Last time, we looked at how the fees for the different auction houses will affect trading in Diablo 3. Today, I’d like to look at it from Blizzard’s perspective and understand how the company selected the fee structure, what it will be paying attention to, and how it might treat the auction house in the long-term.
If there’s one thing Blizzard learned from Diablo II, it’s that there is a huge demand for functional in-game economies. Where Blizzard did not provide, players and companies emerged and established methods for trading and valuation. Both Diablo II and World of Warcraft have shown that there is a huge demand to use real money to purchase things, like characters, items, and gold. Blizzard took a staunch “no-RMT” policy for World of Warcraft, as expressed in the game’s Terms of Service, and does not hold back in banning accounts used to sell items or gold. If you haven’t seen it yet, it really shines a light on how serious Blizzard is about preventing RMT in WoW:

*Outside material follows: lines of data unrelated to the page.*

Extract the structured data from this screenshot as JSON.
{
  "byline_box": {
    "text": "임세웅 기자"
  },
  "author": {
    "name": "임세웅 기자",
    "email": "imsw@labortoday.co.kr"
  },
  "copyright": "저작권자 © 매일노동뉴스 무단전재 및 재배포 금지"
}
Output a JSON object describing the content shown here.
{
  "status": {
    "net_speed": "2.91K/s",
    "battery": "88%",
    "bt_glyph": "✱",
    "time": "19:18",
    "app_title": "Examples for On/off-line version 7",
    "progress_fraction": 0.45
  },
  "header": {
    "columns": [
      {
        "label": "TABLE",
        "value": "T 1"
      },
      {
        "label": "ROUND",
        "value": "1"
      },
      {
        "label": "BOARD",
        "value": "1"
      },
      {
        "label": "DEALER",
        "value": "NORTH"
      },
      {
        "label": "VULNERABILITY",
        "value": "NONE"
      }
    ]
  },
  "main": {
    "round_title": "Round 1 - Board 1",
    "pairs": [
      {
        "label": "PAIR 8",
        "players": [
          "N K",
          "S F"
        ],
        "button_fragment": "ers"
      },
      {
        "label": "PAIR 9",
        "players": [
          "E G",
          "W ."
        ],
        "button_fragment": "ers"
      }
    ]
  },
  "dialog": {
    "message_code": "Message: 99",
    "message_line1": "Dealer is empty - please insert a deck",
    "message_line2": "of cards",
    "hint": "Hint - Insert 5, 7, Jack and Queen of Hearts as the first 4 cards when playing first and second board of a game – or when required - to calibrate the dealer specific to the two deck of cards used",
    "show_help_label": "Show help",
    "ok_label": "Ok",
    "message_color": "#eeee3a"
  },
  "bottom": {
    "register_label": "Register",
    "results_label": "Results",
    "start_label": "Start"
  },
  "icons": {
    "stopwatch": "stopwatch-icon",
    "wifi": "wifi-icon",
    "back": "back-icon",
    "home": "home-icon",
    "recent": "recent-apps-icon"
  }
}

Blizzard has acknowledged that WoW gold purchased from third parties is “most commonly” obtained through compromised accounts. Blizzard has also acknowledged that third-party sites in Diablo II were often the source of credit card fraud and often did not provide a high level of service. It also promoted spam, bots, and hacking. It makes sense for the company to offer this service to players directly and built into the client: it provides a better experience and Blizzard can skim a bit of cash as well.